|Elevation||158 m (518 ft)|
|Time zone||WET (UTC+0)|
|• Summer (DST)||IST (WEST) (UTC-1)|
|Irish Grid Reference|
Dunlavin (Irish: Dún Luáin) is a village in County Wicklow, Ireland, situated about 50 kilometres (31 mi) south-west of Dublin. It is centred on the junction of the R412 and R756 regional roads. It was founded around the end of the 17th century and became a prominent town in the area for a time.
The chief attraction for visitors is its proximity to the well known Rathsallagh House Golf & Country Club and the Wicklow National Park. It is also close to Ireland's premier horse racing centre, the Curragh, County Kildare. Dunlavin's unusually wide streets are characteristic of the village. The Courthouse in the centre of the village, built in the Doric style of Grecian architecture, is one of three such buildings in Ireland. The Dunlavin Festival of Arts is held in the summer.
The settlement of Dunlavin was founded during the late 1650s by the Bulkely family from Cheshire (occasionally and erroneously referred to as "Buckley"). In 1702, Heather Bulkely married James Worth-Tynte and started the long association of the Tynte family with Dunlavin.
The Massacre of Dunlavin Green occurred in 1798. The Catholic Church (dedicated to St Nicholas of Myra) was built on adjacent land donated by the local Tynte family. The church dates from 1815, although Catholic worship was observed on the site prior to this.

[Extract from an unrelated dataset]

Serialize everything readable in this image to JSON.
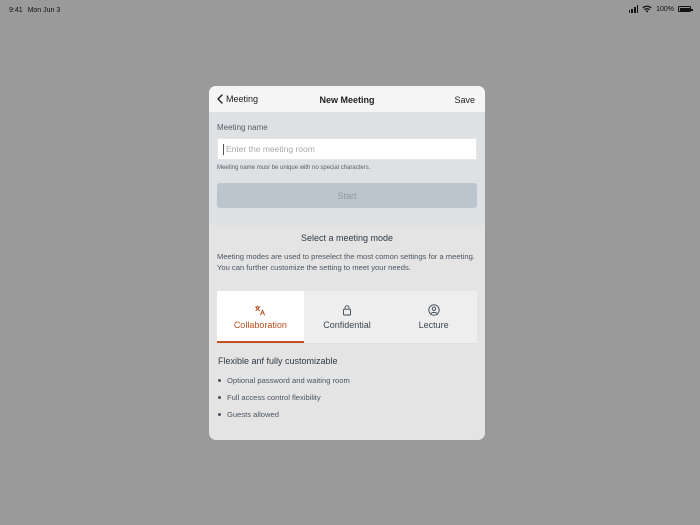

There are local schools: Jonathan Swift National School (primary, with a Church of Ireland ethos), St. Nicholas of Myra National School (primary, with a Catholic ethos) and St. Kevin's Community College (secondary and vocational).
Dunlavin railway station opened on 22 June 1885, as part of the line from Sallins to Tullow. It closed to passengers on 27 January 1947 and to goods traffic on 10 March 1947, and closed completely on 1 April 1959 along with the rest of the line. The station building is now a private residence.
- Lawlor, Chris (31 May 2008). "An Irish Village". Retrieved 2008-08-28.
- Bigger, Francis Joseph; The National Volunteers of Ireland, 1782, Ulster Journal of Archaeology, Second Series, Vol. 15, No. 2/3 (May, 1909)
- Ayres, Bob (2003). "Irish Railway Stations" (PDF). Railscot. Retrieved 12 October 2007.
- "Dunlavin". eiretrains.com. Retrieved 3 October 2016.